In a 2003 video interview, Annette Kirk reflects on the crucial importance of the mission of ISI in its work of educating leaders for the academy and the professions. She also recounts the long and fruitful relationship the Kirks have had with ISI. It was on a walk along the coast of Fife in Scotland in 1973 that then young ISI staffers Ken Cribb and Bob Schadler agreed with Russell and Annette Kirk that ISI seminars for serious students interested in the liberal arts should take place at Piety Hill. And so they have—now for almost four decades.
After many years of success in the financial sector, Chris Long returns to ISI where he was once himself a young staffer. Chris was a principal architect of the ISI educational program in the 1990s and a good friend to the Piety Hill experience. We look forward to his able stewardship of the ISI program for years to come.
William Rusher, R.I.P.
As so many have pointed out, all his life, Bill Rusher provided energetic and steady leadership to the conservative movement.
While much appreciated for his wit and wisdom, I was especially grateful for his invaluable support of my efforts to found the Russell Kirk Center after Russell’s death in 1994. He not only agreed to take Russell’s place on the board of the Wilbur Foundation, but he offered the resolution to continue the Foundation’s residential fellows program here under my direction. Now in its thirty-first year, this program has provided hundreds of scholars with lodging, access to an excellent library and a modest stipend while they write their books or dissertations.
In addition, Bill wrote a beautiful tribute to Russell, “Death of a Giant,” in The University Bookman and gave a lecture, “Conservatism’s Third and Final Battle” in the Russell Kirk Memorial Lecture Series at the Heritage Foundation in which he described the battle as between two diametrically opposed “metaphysical dreams of reality.”
Bill was indeed an ally and a friend when I most needed one. He truly deserves the eternal reward he most surely has been given.
Gerald Russello reviews Freedom at Risk by James Buckley in the May 2011 issue of The American Conservative.
Reinsch on Chambers
The Bookman is pleased to highlight an essay on the enduring relevance of Whittaker Chambers from Bookman friend and contributor Richard Reinsch.
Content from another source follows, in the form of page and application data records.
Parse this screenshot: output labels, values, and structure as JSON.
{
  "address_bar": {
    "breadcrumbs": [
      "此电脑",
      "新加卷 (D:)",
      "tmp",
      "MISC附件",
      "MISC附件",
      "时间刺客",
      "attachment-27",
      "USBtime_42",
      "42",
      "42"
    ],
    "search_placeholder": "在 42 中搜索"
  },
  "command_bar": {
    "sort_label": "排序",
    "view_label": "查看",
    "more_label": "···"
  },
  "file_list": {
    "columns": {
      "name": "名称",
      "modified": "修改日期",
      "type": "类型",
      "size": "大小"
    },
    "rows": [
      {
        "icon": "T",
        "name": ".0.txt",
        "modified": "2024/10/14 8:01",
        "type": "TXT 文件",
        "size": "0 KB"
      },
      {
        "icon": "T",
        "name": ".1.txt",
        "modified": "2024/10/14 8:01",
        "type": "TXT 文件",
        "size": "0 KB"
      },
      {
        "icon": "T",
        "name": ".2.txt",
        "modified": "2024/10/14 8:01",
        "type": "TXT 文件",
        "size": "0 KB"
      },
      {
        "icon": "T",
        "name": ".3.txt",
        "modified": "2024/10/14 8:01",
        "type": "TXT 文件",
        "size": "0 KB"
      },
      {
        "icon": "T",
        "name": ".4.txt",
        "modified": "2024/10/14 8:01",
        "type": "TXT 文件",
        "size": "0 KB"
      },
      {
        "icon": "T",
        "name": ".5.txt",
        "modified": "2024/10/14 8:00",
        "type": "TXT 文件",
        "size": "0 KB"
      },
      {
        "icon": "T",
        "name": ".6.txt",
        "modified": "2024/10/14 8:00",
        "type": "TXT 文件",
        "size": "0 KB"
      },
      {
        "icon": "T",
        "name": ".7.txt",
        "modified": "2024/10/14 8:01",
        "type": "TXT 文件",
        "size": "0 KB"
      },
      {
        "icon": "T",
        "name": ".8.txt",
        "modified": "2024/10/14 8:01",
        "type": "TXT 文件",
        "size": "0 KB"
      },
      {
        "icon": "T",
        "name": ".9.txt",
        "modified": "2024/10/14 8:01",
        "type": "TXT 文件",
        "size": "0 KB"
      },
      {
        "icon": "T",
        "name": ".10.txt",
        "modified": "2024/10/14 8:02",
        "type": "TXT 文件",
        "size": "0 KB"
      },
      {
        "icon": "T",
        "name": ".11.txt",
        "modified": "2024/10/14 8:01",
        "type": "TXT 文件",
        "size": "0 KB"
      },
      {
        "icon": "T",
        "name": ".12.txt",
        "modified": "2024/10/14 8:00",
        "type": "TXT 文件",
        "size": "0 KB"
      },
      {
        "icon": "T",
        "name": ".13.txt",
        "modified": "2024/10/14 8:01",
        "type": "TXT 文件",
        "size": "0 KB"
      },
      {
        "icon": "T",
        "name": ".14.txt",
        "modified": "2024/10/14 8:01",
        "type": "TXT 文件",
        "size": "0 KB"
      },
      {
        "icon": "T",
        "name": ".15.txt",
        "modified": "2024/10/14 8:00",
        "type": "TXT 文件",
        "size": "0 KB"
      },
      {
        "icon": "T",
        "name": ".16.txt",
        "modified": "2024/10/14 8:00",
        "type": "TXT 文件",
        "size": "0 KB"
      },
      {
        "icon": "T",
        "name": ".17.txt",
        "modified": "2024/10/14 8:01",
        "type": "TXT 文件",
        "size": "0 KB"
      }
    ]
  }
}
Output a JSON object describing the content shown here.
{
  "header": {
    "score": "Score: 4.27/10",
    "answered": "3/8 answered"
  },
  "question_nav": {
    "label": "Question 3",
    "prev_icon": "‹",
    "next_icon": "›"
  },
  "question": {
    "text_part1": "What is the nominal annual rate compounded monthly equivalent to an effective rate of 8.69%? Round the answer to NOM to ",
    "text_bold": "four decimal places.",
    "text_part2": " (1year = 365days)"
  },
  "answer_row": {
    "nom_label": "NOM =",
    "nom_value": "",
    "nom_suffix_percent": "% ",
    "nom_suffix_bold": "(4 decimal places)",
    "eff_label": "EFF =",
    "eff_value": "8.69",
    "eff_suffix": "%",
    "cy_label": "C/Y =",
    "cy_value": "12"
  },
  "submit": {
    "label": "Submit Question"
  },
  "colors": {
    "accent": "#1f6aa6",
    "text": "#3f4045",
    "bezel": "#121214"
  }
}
It is a concise summary of his book on Chambers, published recently by ISI.
Welcome to the new Bookman
The Imaginative Conservative blog has been posting lots of great material by and about Russell Kirk, including Kirk’s reflection on the twelve days of Christmas, the 1953 review of The Conservative Mind from the New York Times, and a selection on the unbought grace of life. We certainly commend the site for your reading and reflection.
Bookman in Print
Bookman editor Gerald J. Russello has been active in publishing recently with a review of Kenneth Minogue’s The Servile Mind online at City Journal; a review of Jonah Goldberg’s Proud to be Right: Voices of the Next Conservative Generation at the American Spectator; a review of John Médaille’s Toward a Truly Free Market at The American Conservative; and a contribution to a symposium on Médaille at Front Porch Republic.
Kirk in Traverse Magazine
John J. Miller has a lovely article about Dr. Kirk and his life and legacy in the January issue of Traverse Magazine, now released online. Take a look.
Kirk in the 1950s
We have new posts of several articles of Russell Kirk in the online archive, including four from the 1950s. Kirk covers topics including tradition, revolution, the age of boredom (addressing themes that later became Eliot and His Age), and “The Inhumane Businessman.” Do take some time and read them.